> Task statement
Report every line of the records below that includes the string "Radial".

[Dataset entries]

# # # #

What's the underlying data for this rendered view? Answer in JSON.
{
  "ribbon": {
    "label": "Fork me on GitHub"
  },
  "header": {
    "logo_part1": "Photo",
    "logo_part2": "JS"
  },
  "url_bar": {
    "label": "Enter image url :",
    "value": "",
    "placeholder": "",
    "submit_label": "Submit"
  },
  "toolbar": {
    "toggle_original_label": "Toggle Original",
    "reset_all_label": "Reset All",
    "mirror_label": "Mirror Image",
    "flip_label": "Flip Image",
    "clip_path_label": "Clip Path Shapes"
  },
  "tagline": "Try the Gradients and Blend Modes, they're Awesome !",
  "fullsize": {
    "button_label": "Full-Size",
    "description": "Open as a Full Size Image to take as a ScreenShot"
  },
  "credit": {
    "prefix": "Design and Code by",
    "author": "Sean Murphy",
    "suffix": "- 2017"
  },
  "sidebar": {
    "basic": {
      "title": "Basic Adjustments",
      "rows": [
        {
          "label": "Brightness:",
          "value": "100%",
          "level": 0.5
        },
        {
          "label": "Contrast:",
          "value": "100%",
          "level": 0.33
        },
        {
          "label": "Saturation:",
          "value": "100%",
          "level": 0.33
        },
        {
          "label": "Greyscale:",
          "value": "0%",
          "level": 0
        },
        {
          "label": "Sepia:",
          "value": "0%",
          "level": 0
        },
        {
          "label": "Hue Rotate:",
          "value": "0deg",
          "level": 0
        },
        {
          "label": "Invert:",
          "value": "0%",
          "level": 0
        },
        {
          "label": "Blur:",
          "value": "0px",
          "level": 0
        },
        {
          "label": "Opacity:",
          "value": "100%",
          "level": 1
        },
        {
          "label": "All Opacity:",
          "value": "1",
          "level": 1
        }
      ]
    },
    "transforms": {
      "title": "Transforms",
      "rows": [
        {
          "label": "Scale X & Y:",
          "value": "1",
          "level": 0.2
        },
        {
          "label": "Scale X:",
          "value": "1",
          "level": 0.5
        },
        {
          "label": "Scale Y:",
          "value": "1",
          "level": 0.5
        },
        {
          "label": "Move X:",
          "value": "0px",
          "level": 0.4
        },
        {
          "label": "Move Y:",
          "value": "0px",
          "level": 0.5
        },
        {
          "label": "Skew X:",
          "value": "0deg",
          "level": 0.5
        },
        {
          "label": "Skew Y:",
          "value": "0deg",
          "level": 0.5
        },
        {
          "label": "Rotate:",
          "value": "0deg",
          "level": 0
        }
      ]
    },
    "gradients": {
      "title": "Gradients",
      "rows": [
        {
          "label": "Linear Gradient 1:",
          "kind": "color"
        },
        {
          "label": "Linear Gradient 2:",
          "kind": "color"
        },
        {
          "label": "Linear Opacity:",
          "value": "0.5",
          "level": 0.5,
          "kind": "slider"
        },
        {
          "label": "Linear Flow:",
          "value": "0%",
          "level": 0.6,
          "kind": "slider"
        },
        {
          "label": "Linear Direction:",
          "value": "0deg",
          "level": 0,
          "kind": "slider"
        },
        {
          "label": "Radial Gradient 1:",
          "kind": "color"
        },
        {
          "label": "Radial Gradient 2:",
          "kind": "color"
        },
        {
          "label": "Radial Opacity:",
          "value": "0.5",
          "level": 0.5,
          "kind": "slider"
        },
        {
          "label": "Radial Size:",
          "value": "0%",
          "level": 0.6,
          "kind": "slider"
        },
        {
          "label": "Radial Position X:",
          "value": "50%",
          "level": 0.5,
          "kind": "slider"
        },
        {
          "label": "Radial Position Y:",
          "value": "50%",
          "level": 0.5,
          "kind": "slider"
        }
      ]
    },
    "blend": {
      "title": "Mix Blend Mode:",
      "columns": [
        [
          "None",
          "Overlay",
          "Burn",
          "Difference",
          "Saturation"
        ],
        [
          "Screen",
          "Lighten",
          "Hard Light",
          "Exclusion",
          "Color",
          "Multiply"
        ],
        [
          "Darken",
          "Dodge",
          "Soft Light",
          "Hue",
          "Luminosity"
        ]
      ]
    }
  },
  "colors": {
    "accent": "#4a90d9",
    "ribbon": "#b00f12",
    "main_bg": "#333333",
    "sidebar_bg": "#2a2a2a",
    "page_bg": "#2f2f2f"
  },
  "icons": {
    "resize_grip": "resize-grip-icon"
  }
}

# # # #

> Solution for this exercise
          "label": "Radial Gradient 1:",
          "label": "Radial Gradient 2:",
          "label": "Radial Opacity:",
          "label": "Radial Size:",
          "label": "Radial Position X:",
          "label": "Radial Position Y:",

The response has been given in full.